Can you be allergic to work? In this episode, we’ll discuss the concept of Exercise Induced Anaphylaxis (EIA) and Food Dependent Exercise Induced Anaphylaxis (FDEIA).
During a 5K race standby, you arrive to find a 24 YOF lying on the side of the track against a concrete barrier. She is conscious, but a little bit lethargic. She is complaining of a sudden onset difficulty breathing during the run that worsened. Now she feels like her throat is closing off and she feels like she can’t breathe. Only medical history is an amalgam based dental filling 2 months ago. Only medications include oral birth control pills and an NSAID last night and this morning due to some soreness from some pre-race workout and training.

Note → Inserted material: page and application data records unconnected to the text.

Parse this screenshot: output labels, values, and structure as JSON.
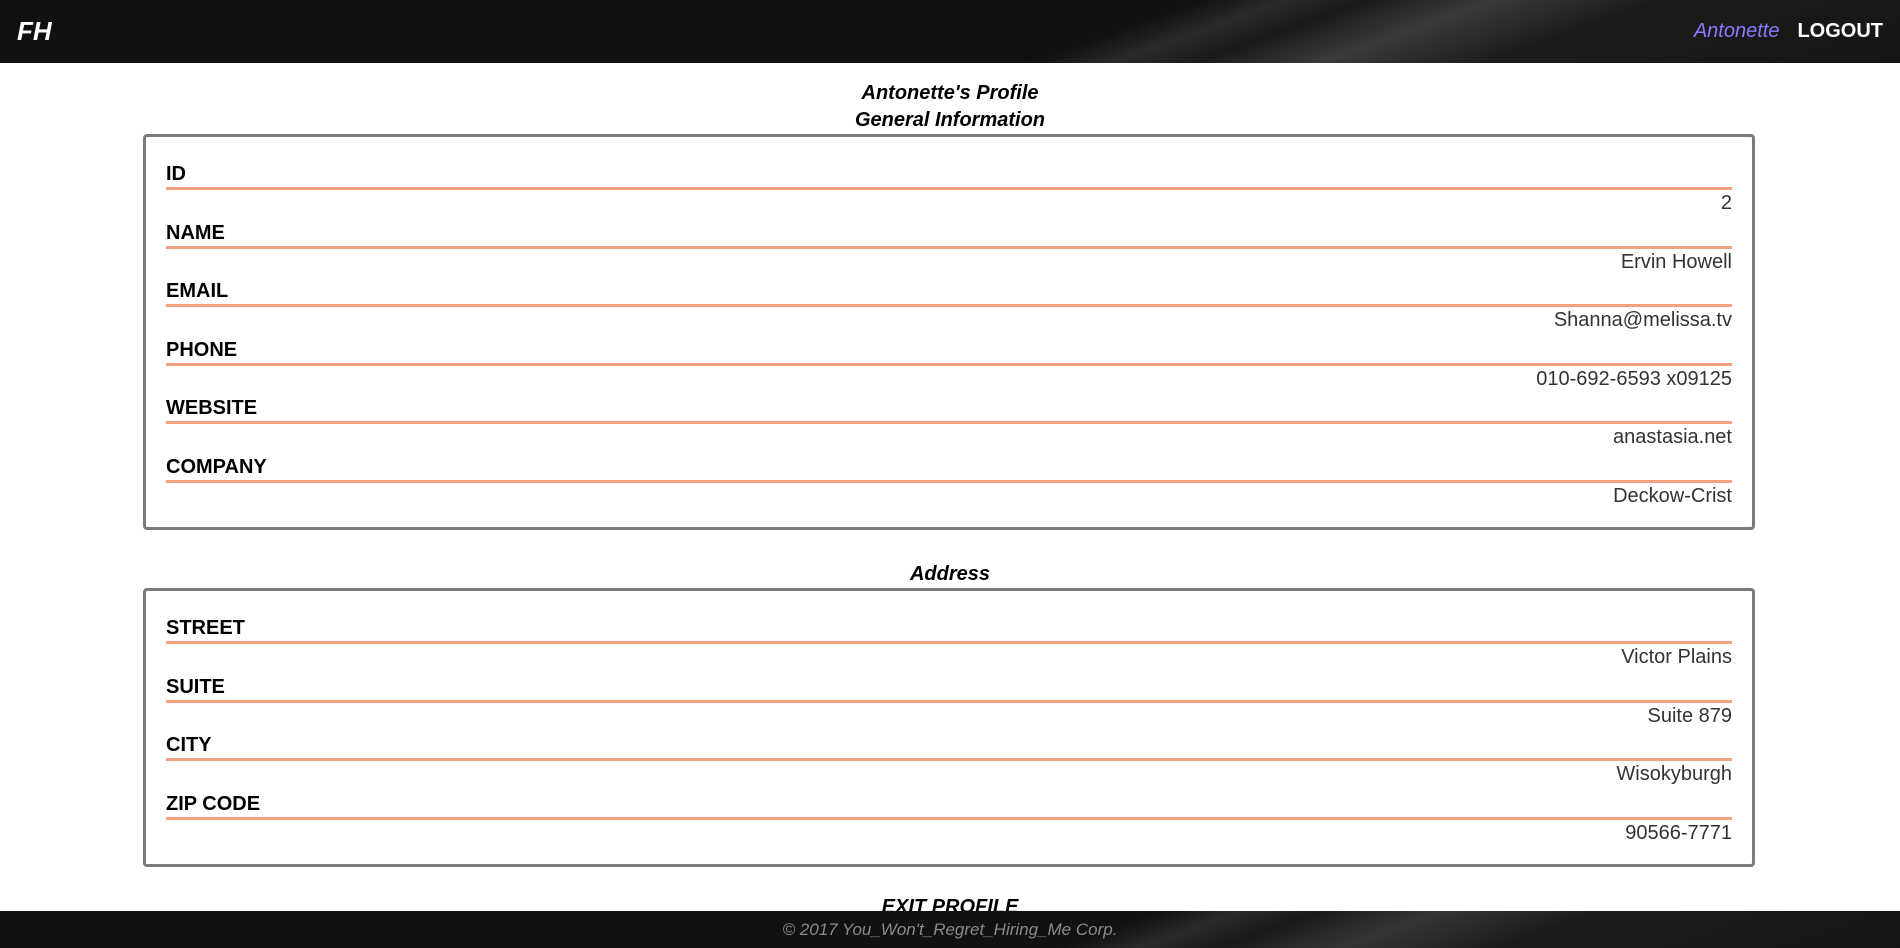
{
  "header": {
    "logo": "FH",
    "user": "Antonette",
    "logout": "LOGOUT"
  },
  "profile": {
    "title": "Antonette's Profile",
    "general_heading": "General Information",
    "general_fields": [
      {
        "label": "ID",
        "value": "2"
      },
      {
        "label": "NAME",
        "value": "Ervin Howell"
      },
      {
        "label": "EMAIL",
        "value": "Shanna@melissa.tv"
      },
      {
        "label": "PHONE",
        "value": "010-692-6593 x09125"
      },
      {
        "label": "WEBSITE",
        "value": "anastasia.net"
      },
      {
        "label": "COMPANY",
        "value": "Deckow-Crist"
      }
    ],
    "address_heading": "Address",
    "address_fields": [
      {
        "label": "STREET",
        "value": "Victor Plains"
      },
      {
        "label": "SUITE",
        "value": "Suite 879"
      },
      {
        "label": "CITY",
        "value": "Wisokyburgh"
      },
      {
        "label": "ZIP CODE",
        "value": "90566-7771"
      }
    ],
    "exit": "EXIT PROFILE"
  },
  "footer": {
    "copyright": "© 2017 You_Won't_Regret_Hiring_Me Corp."
  },
  "colors": {
    "accent_line": "#f4a07e",
    "user_link": "#8a7cff",
    "bar_bg": "#111111"
  }
}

On physical exam, you note her skin is flush some itching. You hear expiratory wheezing on auscultation.
Heart Rate – 137

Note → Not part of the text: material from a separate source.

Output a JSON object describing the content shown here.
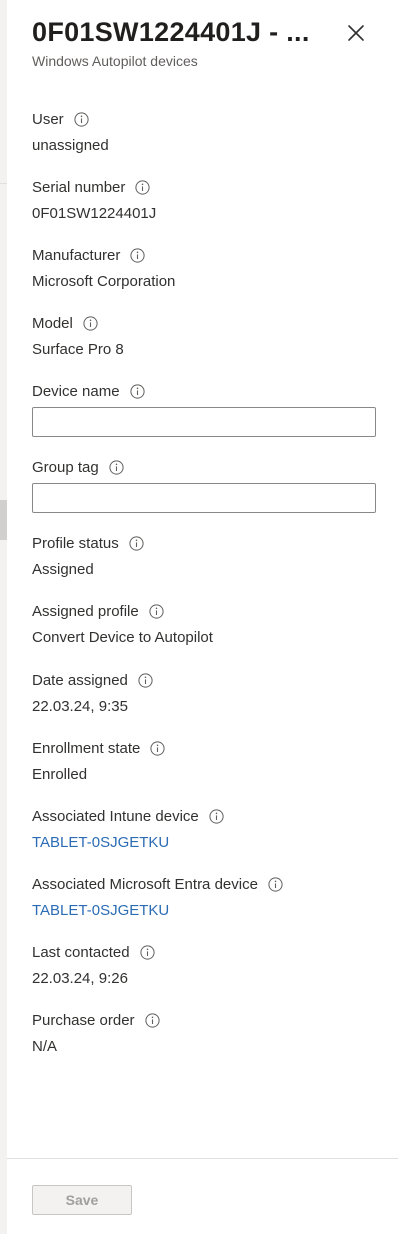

Blood Pressure – 80/50
SpO2 – 90%
She denies any allergies. Denies any new foods or medication. Last oral intake was corn on the cob at the pre-race BBQ along with chili (that’s chili WITH beans, for you Texans). No possibility of pregnancy — LMP is now. No new known exposures. No new clothing. No new laundry detergent. No insect bites or stings. In short, she’s had NO allergen exposure.

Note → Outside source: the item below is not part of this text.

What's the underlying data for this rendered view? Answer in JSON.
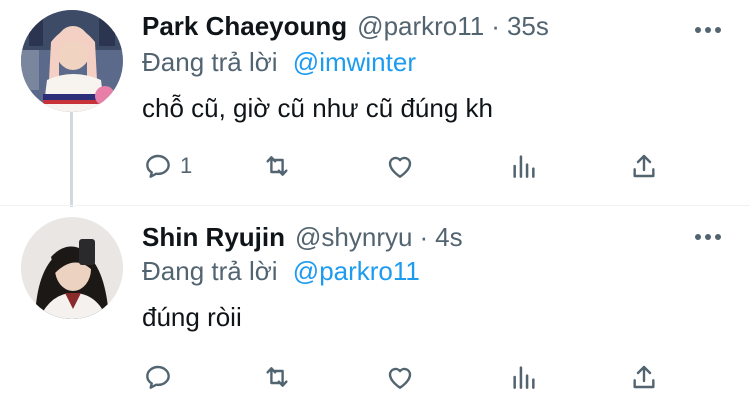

What’s going on?
- Barg, W., Medrala, W., & Wolanczyk-Medrala, A. (2010). Exercise-Induced Anaphylaxis: An Update on Diagnosis and Treatment. Current Allergy and Asthma Reports, 11(1), 45-51. doi:10.1007/s11882-010-0150-y
- Pravettoni, V., & Incorvaia, C. (2016). Diagnosis of exercise-induced anaphylaxis: current insights. Journal of Asthma and Allergy, Volume 9, 191-198. doi:10.2147/jaa.s109105
- Ansley, L., Bonini, M., Delgado, L., Giacco, S. D., Toit, G. D., Khaitov, M., . . . Robson-Ansley, P. J. (2015). Pathophysiological mechanisms of exercise-induced anaphylaxis: an EAACI position statement. Allergy, 70(10), 1212-1221. doi:10.1111/all.12677